TASK TO COMPLETE: Copy out each line of the material in which the word "Setting" appears.

(RECORDS SHOWN Opens)

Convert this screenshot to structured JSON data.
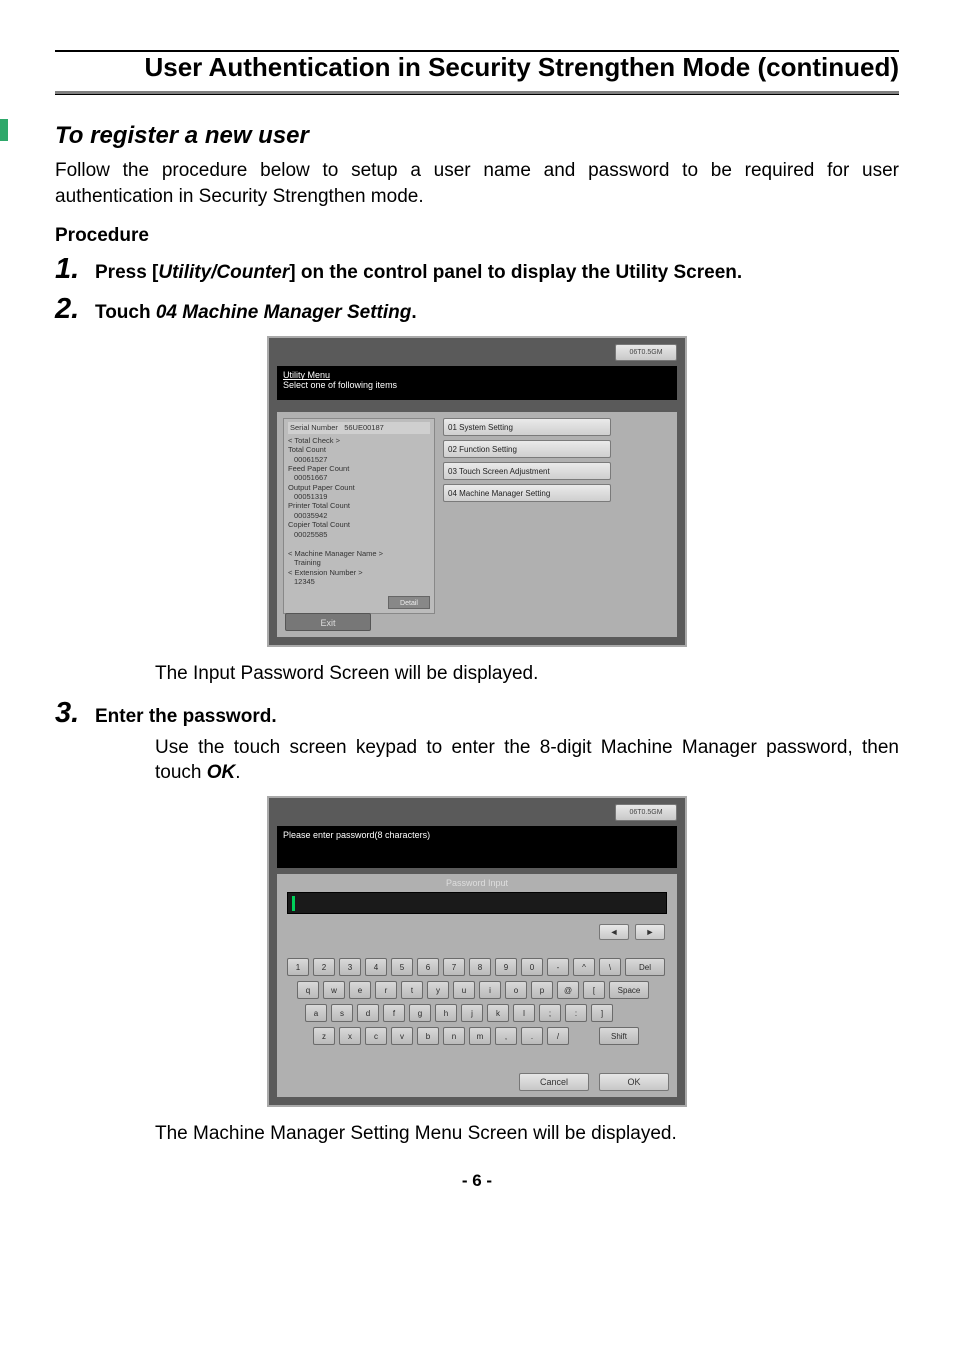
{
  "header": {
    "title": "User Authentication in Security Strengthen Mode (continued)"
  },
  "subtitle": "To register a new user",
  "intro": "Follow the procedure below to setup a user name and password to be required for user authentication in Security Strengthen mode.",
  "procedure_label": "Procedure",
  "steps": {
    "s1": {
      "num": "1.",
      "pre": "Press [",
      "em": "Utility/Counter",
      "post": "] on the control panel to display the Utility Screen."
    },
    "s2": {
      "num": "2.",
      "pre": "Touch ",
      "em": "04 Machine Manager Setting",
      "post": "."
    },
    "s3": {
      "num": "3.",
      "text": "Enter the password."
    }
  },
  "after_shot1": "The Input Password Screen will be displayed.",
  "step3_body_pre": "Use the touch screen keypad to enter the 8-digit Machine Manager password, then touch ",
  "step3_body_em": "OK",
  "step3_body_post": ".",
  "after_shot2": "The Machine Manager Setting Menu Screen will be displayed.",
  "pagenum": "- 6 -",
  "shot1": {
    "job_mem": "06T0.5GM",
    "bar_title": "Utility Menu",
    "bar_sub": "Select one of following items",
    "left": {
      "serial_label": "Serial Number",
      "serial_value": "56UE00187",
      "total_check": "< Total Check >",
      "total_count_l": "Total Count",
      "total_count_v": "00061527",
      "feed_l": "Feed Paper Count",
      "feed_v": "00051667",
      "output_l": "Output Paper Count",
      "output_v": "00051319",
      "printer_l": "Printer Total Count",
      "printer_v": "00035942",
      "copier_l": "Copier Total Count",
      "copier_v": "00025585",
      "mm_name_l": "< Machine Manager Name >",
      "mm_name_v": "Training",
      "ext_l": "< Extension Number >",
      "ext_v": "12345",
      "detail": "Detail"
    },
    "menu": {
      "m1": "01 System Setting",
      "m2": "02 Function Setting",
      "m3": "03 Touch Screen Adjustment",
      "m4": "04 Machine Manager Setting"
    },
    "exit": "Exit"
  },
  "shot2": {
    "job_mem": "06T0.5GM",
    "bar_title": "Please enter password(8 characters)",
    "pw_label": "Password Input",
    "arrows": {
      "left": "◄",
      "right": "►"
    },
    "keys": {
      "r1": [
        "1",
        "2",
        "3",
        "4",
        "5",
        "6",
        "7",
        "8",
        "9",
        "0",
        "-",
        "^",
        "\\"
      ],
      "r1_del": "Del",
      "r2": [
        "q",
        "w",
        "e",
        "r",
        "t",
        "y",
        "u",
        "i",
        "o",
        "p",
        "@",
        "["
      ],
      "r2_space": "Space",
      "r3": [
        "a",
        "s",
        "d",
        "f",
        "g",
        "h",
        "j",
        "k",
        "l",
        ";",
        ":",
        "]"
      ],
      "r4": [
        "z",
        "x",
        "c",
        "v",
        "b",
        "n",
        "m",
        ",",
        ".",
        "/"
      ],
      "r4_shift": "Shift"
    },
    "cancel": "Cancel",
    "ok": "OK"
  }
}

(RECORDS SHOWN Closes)

ANSWER BOX:
      "em": "04 Machine Manager Setting",
  "after_shot2": "The Machine Manager Setting Menu Screen will be displayed.",
      "m1": "01 System Setting",
      "m2": "02 Function Setting",
      "m4": "04 Machine Manager Setting"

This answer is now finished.